The president recited a list of things he has done for his religious supporters, from support of school prayer to international efforts to prevent the persecution of Christians.
The National Prayer Breakfast is a Washington tradition that stretches back to 1953, when President Dwight Eisenhower established it at the suggestion of evangelist Billy Graham.
Trump spoke less than 17 hours after the Senate finished its impeachment trial by acquitting him of charges that he abused his power by trying to get Ukraine to investigate political opponent Joe Biden.
It was a partisan vote, with one exception: Utah Sen. Mitt Romney, the GOP’s nominee for president in 2012, voted to convict Trump on abuse of power. Citing the evidence, as well as his Mormon faith, Romney called Trump’s conduct “grievously wrong.”
Trump fired back in a midnight tweet about Romney’s loss in 2012, saying that if the candidate had “devoted the same energy and anger to defeating a faltering Barack Obama as he sanctimoniously does to me, he could have won the election.”
At the prayer breakfast, he said, “I don’t like people who use their faith as justification for doing what they know is wrong.”
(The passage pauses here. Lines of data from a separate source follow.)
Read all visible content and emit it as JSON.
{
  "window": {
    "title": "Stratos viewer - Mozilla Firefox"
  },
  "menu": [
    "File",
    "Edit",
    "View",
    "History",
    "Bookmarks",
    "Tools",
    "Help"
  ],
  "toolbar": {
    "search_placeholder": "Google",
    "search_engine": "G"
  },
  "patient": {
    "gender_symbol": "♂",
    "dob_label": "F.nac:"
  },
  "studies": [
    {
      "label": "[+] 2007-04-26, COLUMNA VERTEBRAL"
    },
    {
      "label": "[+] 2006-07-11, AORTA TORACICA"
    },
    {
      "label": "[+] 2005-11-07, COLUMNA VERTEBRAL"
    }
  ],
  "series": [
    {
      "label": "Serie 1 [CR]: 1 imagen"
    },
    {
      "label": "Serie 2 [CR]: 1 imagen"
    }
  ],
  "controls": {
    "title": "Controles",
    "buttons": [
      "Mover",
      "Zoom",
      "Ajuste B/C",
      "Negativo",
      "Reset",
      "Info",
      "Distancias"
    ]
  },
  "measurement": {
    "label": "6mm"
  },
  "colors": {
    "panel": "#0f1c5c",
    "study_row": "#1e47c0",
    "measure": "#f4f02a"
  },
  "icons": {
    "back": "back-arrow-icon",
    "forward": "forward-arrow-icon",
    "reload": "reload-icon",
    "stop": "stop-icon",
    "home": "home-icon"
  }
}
Kevin Kruse, a historian at Princeton University who has studied the National Prayer Breakfast, told USA TODAY, “I can’t say how bizarre it is for a president to use the moment – traditionally one devoted to bipartisanship and unity – to strike such a vindictive tone.”
Trump said he found it hard to admire people who backed impeachment: “When they impeach you for nothing, then you’re supposed to like them, it’s not easy, folks. I do my best.”